■ WORK TASK
Find the string "Загрузка" in the records. Copy each line that has it.

■ DATA
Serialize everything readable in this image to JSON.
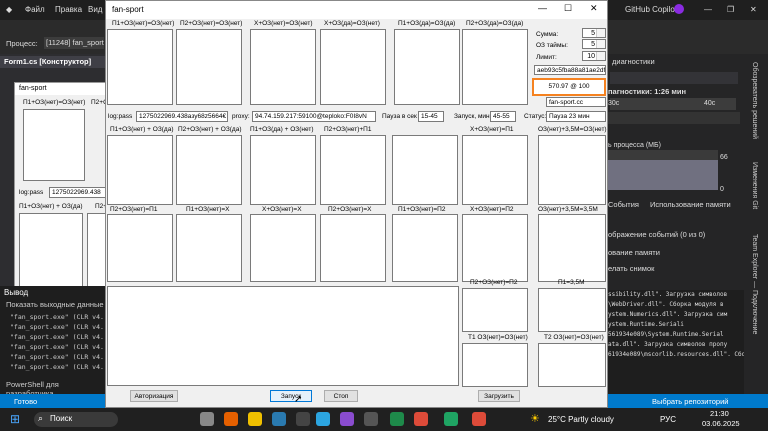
{
  "vs": {
    "menu": [
      "Файл",
      "Правка",
      "Вид"
    ],
    "process_label": "Процесс:",
    "process_value": "[11248] fan_sport",
    "designer_tab": "Form1.cs [Конструктор]",
    "designer_form_title": "fan-sport",
    "designer_caps": [
      "П1+ОЗ(нет)=ОЗ(нет)",
      "П2+О",
      "log:pass",
      "1275022969.438",
      "П1+ОЗ(нет) + ОЗ(да)",
      "П2+"
    ],
    "output_title": "Вывод",
    "output_show": "Показать выходные данные",
    "output_lines": [
      "\"fan_sport.exe\" (CLR v4.",
      "\"fan_sport.exe\" (CLR v4.",
      "\"fan_sport.exe\" (CLR v4.",
      "\"fan_sport.exe\" (CLR v4.",
      "\"fan_sport.exe\" (CLR v4.",
      "\"fan_sport.exe\" (CLR v4."
    ],
    "output_right": [
      "ssibility.dll\". Загрузка символов",
      "\\WebDriver.dll\". Сборка модуля в",
      "ystem.Numerics.dll\". Загрузка сим",
      "ystem.Runtime.Seriali",
      "561934e089\\System.Runtime.Serial",
      "ata.dll\". Загрузка символов пропу",
      "61934e089\\mscorlib.resources.dll\". Сборк"
    ],
    "powershell": "PowerShell для разработчика",
    "status_ready": "Готово",
    "status_right": "Выбрать репозиторий",
    "diag_title": "диагностики",
    "diag_session": "пагностики: 1:26 мин",
    "diag_30": "30c",
    "diag_40": "40c",
    "proc_memory": "ь процесса (МБ)",
    "axis_66": "66",
    "axis_0": "0",
    "diag_tabs": [
      "События",
      "Использование памяти"
    ],
    "diag_events": "ображение событий (0 из 0)",
    "diag_mem": "ование памяти",
    "diag_snap": "елать снимок",
    "copilot": "GitHub Copilot",
    "vtabs": [
      "Обозреватель решений",
      "Изменения Git",
      "Team Explorer — Подключение"
    ]
  },
  "app": {
    "title": "fan-sport",
    "boxes_row1": [
      "П1+ОЗ(нет)=ОЗ(нет)",
      "П2+ОЗ(нет)=ОЗ(нет)",
      "Х+ОЗ(нет)=ОЗ(нет)",
      "Х+ОЗ(да)=ОЗ(нет)",
      "П1+ОЗ(да)=ОЗ(да)",
      "П2+ОЗ(да)=ОЗ(да)"
    ],
    "boxes_row2": [
      "П1+ОЗ(нет) + ОЗ(да)",
      "П2+ОЗ(нет) + ОЗ(да)",
      "П1+ОЗ(да) + ОЗ(нет)",
      "П2+ОЗ(нет)+П1",
      "Х+ОЗ(нет)=П1",
      "ОЗ(нет)+3,5М=ОЗ(нет)"
    ],
    "boxes_row3": [
      "П2+ОЗ(нет)=П1",
      "П1+ОЗ(нет)=Х",
      "Х+ОЗ(нет)=Х",
      "П2+ОЗ(нет)=Х",
      "П1+ОЗ(нет)=П2",
      "Х+ОЗ(нет)=П2",
      "ОЗ(нет)+3,5М=3,5М"
    ],
    "box_p2_oz_p2": "П2+ОЗ(нет)=П2",
    "box_p1_35": "П1=3,5М",
    "box_t1": "Т1 ОЗ(нет)=ОЗ(нет)",
    "box_t2": "Т2 ОЗ(нет)=ОЗ(нет)",
    "summa_label": "Сумма:",
    "summa_value": "5",
    "oz_label": "ОЗ таймы:",
    "oz_value": "5",
    "limit_label": "Лимит:",
    "limit_value": "10",
    "hash_value": "aeb93c5fba88a81ae2df3c",
    "rate_value": "570.97 @  100",
    "site_value": "fan-sport.cc",
    "logpass_label": "log:pass",
    "logpass_value": "1275022969.438азу68z5664€",
    "proxy_label": "proxy:",
    "proxy_value": "94.74.159.217:59100@teploko:F0I8vN",
    "pause_label": "Пауза в сек",
    "pause_value": "15-45",
    "start_label": "Запуск, мин:",
    "start_value": "45-55",
    "status_label": "Статус:",
    "status_value": "Пауза 23 мин",
    "btn_auth": "Авторизация",
    "btn_start": "Запуск",
    "btn_stop": "Стоп",
    "btn_load": "Загрузить"
  },
  "taskbar": {
    "search": "Поиск",
    "weather": "25°C  Partly cloudy",
    "lang": "РУС",
    "time": "21:30",
    "date": "03.06.2025"
  },
  "colors": {
    "highlight": "#f58220",
    "vs_blue": "#007acc"
  }
}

■ EXERCISE SOLUTION
      "ssibility.dll\". Загрузка символов",
      "ystem.Numerics.dll\". Загрузка сим",
      "ata.dll\". Загрузка символов пропу",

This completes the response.